"You really think that, don't you?" she said softly. "You really do think I'm pretty."
"Absolutely I do!" replied Trevor.
"When you said that at the game, it seemed like you didn't even mean to say it. You looked as surprised as I was after you said it, and at first I thought that that had to mean you really felt that way. But later, when I was at home, I started wondering if I could be wrong somehow. I mean, I've never even seen a boy look at me like he thought I was pretty, and now all of a sudden this cute, funny, nice boy is actually saying it to me. That probably seems stupid, because why would you want me to be your girlfriend if you didn't think I was pretty, right? But part of me still couldn't quite believe it." She brought her right hand up and stroked it gently down Trevor's cheek. "Now I believe it. Thank you so much."
"Hey," said Trevor, "I'm just being honest." His voice was slightly unsteady, because his whole body was tingling from the touch of Cindy's hand.
"You're also being VERY sweet," said Cindy.
"If you say so," replied Trevor. The tingling began to subside, and Trevor's forehead suddenly crinkled a bit. "You think I'm cute, huh?" he asked.
"Well, of course," answered Cindy. "Don't tell me no other girl ever told you that before."
"No, never," said Trevor. "There's one girl I know who I guess must think it, but no one's ever said it."
"Well, I'll say it again, then: you are a very cute young man!"
"And you are a very beautiful young lady! And you look like you're ready for ice cream!"
"Now that you say it, yeah!" said Cindy. "Let's go!"

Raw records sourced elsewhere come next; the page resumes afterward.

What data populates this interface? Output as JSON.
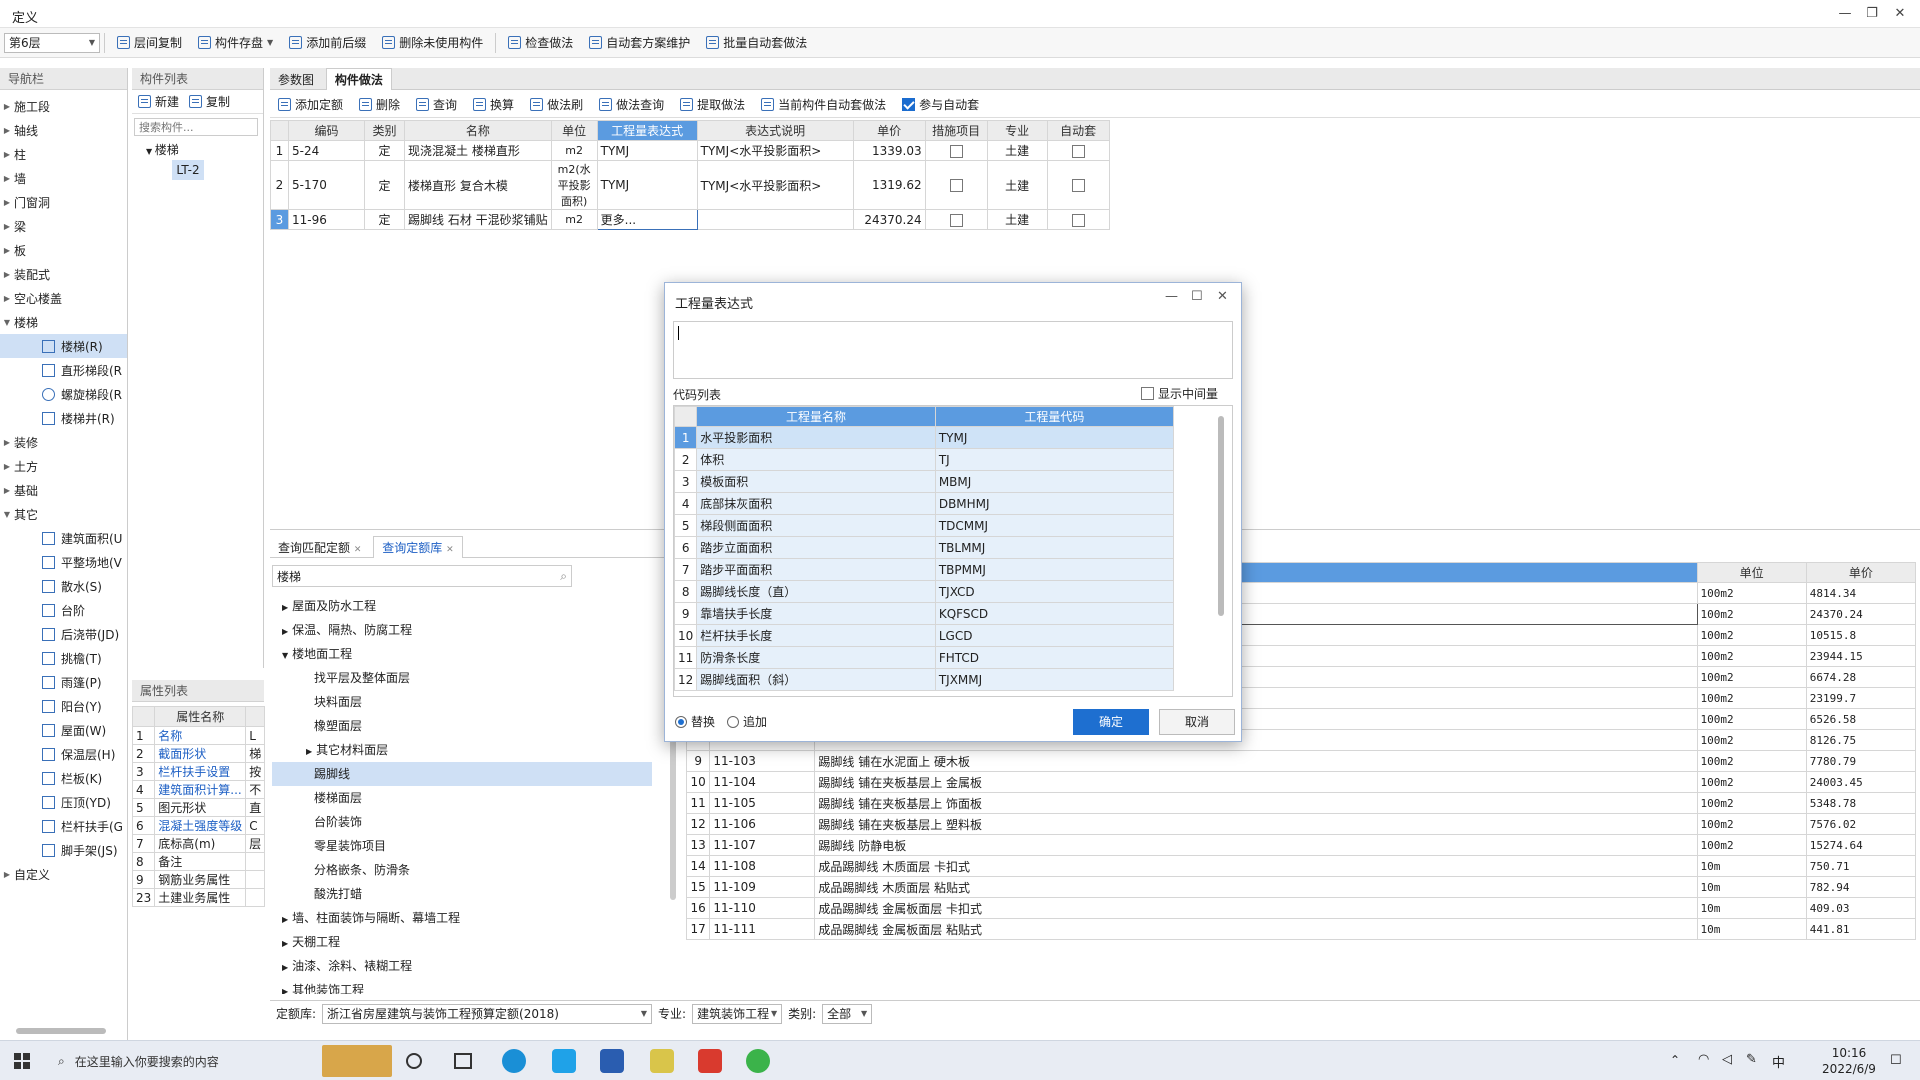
{
  "window": {
    "title": "定义"
  },
  "toolbar": {
    "floor": "第6层",
    "items": [
      "层间复制",
      "构件存盘",
      "添加前后缀",
      "删除未使用构件",
      "检查做法",
      "自动套方案维护",
      "批量自动套做法"
    ]
  },
  "nav": {
    "title": "导航栏",
    "top": [
      "施工段",
      "轴线",
      "柱",
      "墙",
      "门窗洞",
      "梁",
      "板",
      "装配式",
      "空心楼盖",
      "楼梯"
    ],
    "stairs": [
      "楼梯(R)",
      "直形梯段(R",
      "螺旋梯段(R",
      "楼梯井(R)"
    ],
    "mid": [
      "装修",
      "土方",
      "基础",
      "其它"
    ],
    "other": [
      "建筑面积(U",
      "平整场地(V",
      "散水(S)",
      "台阶",
      "后浇带(JD)",
      "挑檐(T)",
      "雨篷(P)",
      "阳台(Y)",
      "屋面(W)",
      "保温层(H)",
      "栏板(K)",
      "压顶(YD)",
      "栏杆扶手(G",
      "脚手架(JS)"
    ],
    "last": "自定义"
  },
  "comp": {
    "title": "构件列表",
    "new": "新建",
    "copy": "复制",
    "search_ph": "搜索构件...",
    "root": "楼梯",
    "child": "LT-2"
  },
  "props": {
    "title": "属性列表",
    "col": "属性名称",
    "rows": [
      {
        "n": "1",
        "name": "名称",
        "v": "L",
        "blue": true
      },
      {
        "n": "2",
        "name": "截面形状",
        "v": "梯",
        "blue": true
      },
      {
        "n": "3",
        "name": "栏杆扶手设置",
        "v": "按",
        "blue": true
      },
      {
        "n": "4",
        "name": "建筑面积计算...",
        "v": "不",
        "blue": true
      },
      {
        "n": "5",
        "name": "图元形状",
        "v": "直",
        "blue": false
      },
      {
        "n": "6",
        "name": "混凝土强度等级",
        "v": "C",
        "blue": true
      },
      {
        "n": "7",
        "name": "底标高(m)",
        "v": "层",
        "blue": false
      },
      {
        "n": "8",
        "name": "备注",
        "v": "",
        "blue": false
      },
      {
        "n": "9",
        "name": "钢筋业务属性",
        "v": "",
        "blue": false
      },
      {
        "n": "23",
        "name": "土建业务属性",
        "v": "",
        "blue": false
      }
    ]
  },
  "tabs": {
    "t1": "参数图",
    "t2": "构件做法"
  },
  "method_toolbar": [
    "添加定额",
    "删除",
    "查询",
    "换算",
    "做法刷",
    "做法查询",
    "提取做法",
    "当前构件自动套做法"
  ],
  "auto_join": "参与自动套",
  "method": {
    "headers": [
      "编码",
      "类别",
      "名称",
      "单位",
      "工程量表达式",
      "表达式说明",
      "单价",
      "措施项目",
      "专业",
      "自动套"
    ],
    "rows": [
      {
        "n": "1",
        "code": "5-24",
        "type": "定",
        "name": "现浇混凝土 楼梯直形",
        "unit": "m2",
        "expr": "TYMJ",
        "desc": "TYMJ<水平投影面积>",
        "price": "1339.03",
        "major": "土建"
      },
      {
        "n": "2",
        "code": "5-170",
        "type": "定",
        "name": "楼梯直形 复合木模",
        "unit": "m2(水平投影面积)",
        "expr": "TYMJ",
        "desc": "TYMJ<水平投影面积>",
        "price": "1319.62",
        "major": "土建"
      },
      {
        "n": "3",
        "code": "11-96",
        "type": "定",
        "name": "踢脚线 石材 干混砂浆铺贴",
        "unit": "m2",
        "expr": "更多...",
        "desc": "",
        "price": "24370.24",
        "major": "土建"
      }
    ]
  },
  "lower_tabs": {
    "t1": "查询匹配定额",
    "t2": "查询定额库"
  },
  "quota_search": "楼梯",
  "quota_tree": {
    "l1": [
      "屋面及防水工程",
      "保温、隔热、防腐工程",
      "楼地面工程"
    ],
    "floor_children": [
      "找平层及整体面层",
      "块料面层",
      "橡塑面层",
      "其它材料面层",
      "踢脚线",
      "楼梯面层",
      "台阶装饰",
      "零星装饰项目",
      "分格嵌条、防滑条",
      "酸洗打蜡"
    ],
    "l1b": [
      "墙、柱面装饰与隔断、幕墙工程",
      "天棚工程",
      "油漆、涂料、裱糊工程",
      "其他装饰工程"
    ]
  },
  "quota_table": {
    "headers": [
      "名称",
      "单位",
      "单价"
    ],
    "top_rows": [
      {
        "unit": "100m2",
        "price": "4814.34"
      },
      {
        "unit": "100m2",
        "price": "24370.24"
      },
      {
        "unit": "100m2",
        "price": "10515.8"
      },
      {
        "unit": "100m2",
        "price": "23944.15"
      },
      {
        "unit": "100m2",
        "price": "6674.28"
      },
      {
        "unit": "100m2",
        "price": "23199.7"
      },
      {
        "unit": "100m2",
        "price": "6526.58"
      },
      {
        "unit": "100m2",
        "price": "8126.75"
      }
    ],
    "rows": [
      {
        "n": "9",
        "code": "11-103",
        "name": "踢脚线 铺在水泥面上 硬木板",
        "unit": "100m2",
        "price": "7780.79"
      },
      {
        "n": "10",
        "code": "11-104",
        "name": "踢脚线 铺在夹板基层上 金属板",
        "unit": "100m2",
        "price": "24003.45"
      },
      {
        "n": "11",
        "code": "11-105",
        "name": "踢脚线 铺在夹板基层上 饰面板",
        "unit": "100m2",
        "price": "5348.78"
      },
      {
        "n": "12",
        "code": "11-106",
        "name": "踢脚线 铺在夹板基层上 塑料板",
        "unit": "100m2",
        "price": "7576.02"
      },
      {
        "n": "13",
        "code": "11-107",
        "name": "踢脚线 防静电板",
        "unit": "100m2",
        "price": "15274.64"
      },
      {
        "n": "14",
        "code": "11-108",
        "name": "成品踢脚线 木质面层 卡扣式",
        "unit": "10m",
        "price": "750.71"
      },
      {
        "n": "15",
        "code": "11-109",
        "name": "成品踢脚线 木质面层 粘贴式",
        "unit": "10m",
        "price": "782.94"
      },
      {
        "n": "16",
        "code": "11-110",
        "name": "成品踢脚线 金属板面层 卡扣式",
        "unit": "10m",
        "price": "409.03"
      },
      {
        "n": "17",
        "code": "11-111",
        "name": "成品踢脚线 金属板面层 粘贴式",
        "unit": "10m",
        "price": "441.81"
      }
    ]
  },
  "footer": {
    "lib_label": "定额库:",
    "lib": "浙江省房屋建筑与装饰工程预算定额(2018)",
    "major_label": "专业:",
    "major": "建筑装饰工程",
    "cat_label": "类别:",
    "cat": "全部"
  },
  "dialog": {
    "title": "工程量表达式",
    "code_list": "代码列表",
    "show_mid": "显示中间量",
    "col_name": "工程量名称",
    "col_code": "工程量代码",
    "rows": [
      {
        "n": "1",
        "name": "水平投影面积",
        "code": "TYMJ"
      },
      {
        "n": "2",
        "name": "体积",
        "code": "TJ"
      },
      {
        "n": "3",
        "name": "模板面积",
        "code": "MBMJ"
      },
      {
        "n": "4",
        "name": "底部抹灰面积",
        "code": "DBMHMJ"
      },
      {
        "n": "5",
        "name": "梯段侧面面积",
        "code": "TDCMMJ"
      },
      {
        "n": "6",
        "name": "踏步立面面积",
        "code": "TBLMMJ"
      },
      {
        "n": "7",
        "name": "踏步平面面积",
        "code": "TBPMMJ"
      },
      {
        "n": "8",
        "name": "踢脚线长度（直）",
        "code": "TJXCD"
      },
      {
        "n": "9",
        "name": "靠墙扶手长度",
        "code": "KQFSCD"
      },
      {
        "n": "10",
        "name": "栏杆扶手长度",
        "code": "LGCD"
      },
      {
        "n": "11",
        "name": "防滑条长度",
        "code": "FHTCD"
      },
      {
        "n": "12",
        "name": "踢脚线面积（斜）",
        "code": "TJXMMJ"
      }
    ],
    "replace": "替换",
    "append": "追加",
    "ok": "确定",
    "cancel": "取消"
  },
  "taskbar": {
    "search": "在这里输入你要搜索的内容",
    "time": "10:16",
    "date": "2022/6/9",
    "ime": "中"
  }
}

They walked the remaining distance to the ice cream shop in a minute or so, exchanging glances but not talking.
There were four people ahead of them at the counter. As they got into line, Trevor spoke again.
"You know what you want?" he asked Cindy.

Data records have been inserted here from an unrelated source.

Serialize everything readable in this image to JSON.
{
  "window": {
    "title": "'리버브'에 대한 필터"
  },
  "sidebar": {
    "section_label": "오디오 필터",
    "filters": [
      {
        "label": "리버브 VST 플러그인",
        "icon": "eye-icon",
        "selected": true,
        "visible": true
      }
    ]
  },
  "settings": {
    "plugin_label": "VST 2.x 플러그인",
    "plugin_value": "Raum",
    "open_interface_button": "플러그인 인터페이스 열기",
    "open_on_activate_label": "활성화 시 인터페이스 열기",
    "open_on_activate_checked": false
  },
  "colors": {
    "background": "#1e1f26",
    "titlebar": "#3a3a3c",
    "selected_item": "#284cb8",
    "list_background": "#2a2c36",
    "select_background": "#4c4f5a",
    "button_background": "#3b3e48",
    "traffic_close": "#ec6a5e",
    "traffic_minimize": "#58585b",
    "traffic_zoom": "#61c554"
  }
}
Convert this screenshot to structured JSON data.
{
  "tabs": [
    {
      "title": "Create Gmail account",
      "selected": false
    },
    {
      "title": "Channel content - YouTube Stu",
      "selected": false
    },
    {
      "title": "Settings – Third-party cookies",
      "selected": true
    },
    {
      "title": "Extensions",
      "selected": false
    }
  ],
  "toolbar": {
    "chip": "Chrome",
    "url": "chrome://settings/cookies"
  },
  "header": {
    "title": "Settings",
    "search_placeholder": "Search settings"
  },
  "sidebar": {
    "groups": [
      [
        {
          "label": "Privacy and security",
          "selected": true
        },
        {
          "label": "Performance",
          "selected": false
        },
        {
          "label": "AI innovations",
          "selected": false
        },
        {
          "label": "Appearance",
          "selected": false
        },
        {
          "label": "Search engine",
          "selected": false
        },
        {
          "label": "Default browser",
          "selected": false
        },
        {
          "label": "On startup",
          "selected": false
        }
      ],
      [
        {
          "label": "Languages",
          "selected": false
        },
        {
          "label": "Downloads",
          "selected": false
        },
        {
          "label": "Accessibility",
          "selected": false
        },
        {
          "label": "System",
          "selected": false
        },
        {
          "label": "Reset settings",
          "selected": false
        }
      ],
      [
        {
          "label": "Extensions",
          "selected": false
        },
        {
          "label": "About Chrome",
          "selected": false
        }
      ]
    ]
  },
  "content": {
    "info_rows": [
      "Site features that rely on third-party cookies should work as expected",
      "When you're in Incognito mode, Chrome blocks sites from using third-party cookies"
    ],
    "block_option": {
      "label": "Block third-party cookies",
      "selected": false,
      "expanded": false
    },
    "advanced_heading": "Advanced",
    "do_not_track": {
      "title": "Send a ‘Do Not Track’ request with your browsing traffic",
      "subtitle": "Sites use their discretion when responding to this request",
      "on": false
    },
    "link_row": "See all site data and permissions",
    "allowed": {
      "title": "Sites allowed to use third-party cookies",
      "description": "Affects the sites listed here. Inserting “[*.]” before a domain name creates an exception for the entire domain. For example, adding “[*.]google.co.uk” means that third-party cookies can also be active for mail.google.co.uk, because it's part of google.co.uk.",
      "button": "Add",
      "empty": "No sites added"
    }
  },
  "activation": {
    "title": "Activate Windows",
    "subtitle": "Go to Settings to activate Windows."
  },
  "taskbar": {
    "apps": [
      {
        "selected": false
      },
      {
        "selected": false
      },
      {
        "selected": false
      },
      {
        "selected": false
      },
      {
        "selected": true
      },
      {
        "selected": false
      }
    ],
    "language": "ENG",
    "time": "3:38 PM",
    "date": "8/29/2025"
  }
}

"Uh-huh," she answered. "Hot fudge sundae. You?"
"Raspberry sundae," replied Trevor. "Raspberry topping is my favorite sweet thing to eat. Hot fudge would be my next choice, though. Chocolate's my second favorite sweet thing."
"It's my VERY favorite," said Cindy. "I'm not even sure what my second favorite would be. Maybe Crackerjack peanuts."

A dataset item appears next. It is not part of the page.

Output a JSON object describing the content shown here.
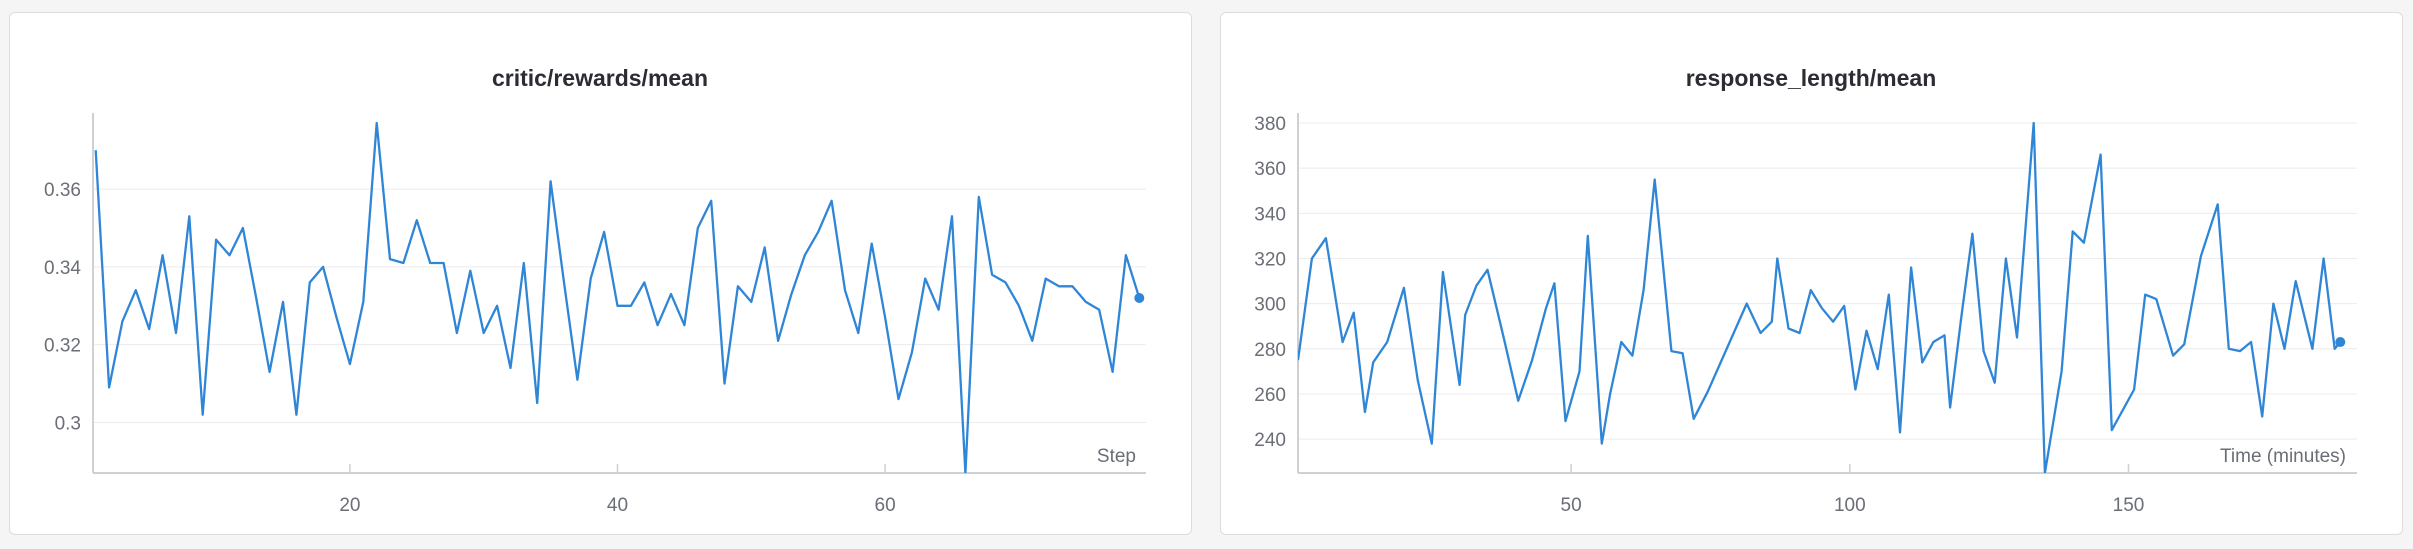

"Oh, yeah, I like those too," agreed Trevor. "I don't eat Crackerjack as much as I used to, though."
"Me either," said Cindy. "What's your favorite meal?"
"Pizza," answered Trevor. "Preferably cheese, sausage, onion and green pepper. Black olives and mushrooms are OK too."
"I like pizza too," said Cindy. "Although I don't like green peppers and olives on it. But my favorite is cheeseburgers and corn on the cob, cooked on a grill. In a way it's kind of a bad favorite, 'cause you can only have it during part of the year."
"I know what you mean," said Trevor. "It's worth waiting for, though. Hey, I got an idea. Why don't our families have a cookout together sometime soon? Maybe this weekend."
"Yeah, that would be cool!" agreed Cindy. "I'm busy Saturday, but maybe Sunday. Let's both ask when we get home."
"Deal!" said Trevor.
A few seconds later the last person in front of them stepped away with his purchase, and Trevor and Cindy moved up to the counter.
"Can I help you?" asked the clerk.
"I doubt it," replied Trevor. "I've already been to three psychiatrists, and they couldn't help me. But you can sell us some ice cream!"
"Trevor!" giggled Cindy, as she poked his arm with her elbow. She looked at the clerk. "I'm sorry about that, sir," she said. Then she leaned forward, and in a stage whisper added, "We really thought those shock treatments would work."
Trevor laughed. "Very good!" he said. "I'm proud of you!"
Suddenly the customer behind them coughed loudly. Trevor looked over his shoulder.
"Oh, sorry," he said, still chuckling. "We didn't mean to be rude." He turned back to the clerk. "One large raspberry sundae." He looked at Cindy. "What size you want?"
"I'm not sure," she replied. "I hadn't thought about it."
"Feel free to get a large," said Trevor. "It's on me, and we're celebrating a couple of things."
"All right. Large hot fudge it is!"
"Large raspberry and large hot fudge," said the clerk. "Anything else?"
Trevor looked at Cindy. She shook her head.
"Nope, that'll do it," said Trevor.
"That'll be $4.73," said the clerk.
Trevor paid for the sundaes. A minute later they were ready, and Trevor picked both of them up and led Cindy into the dining area.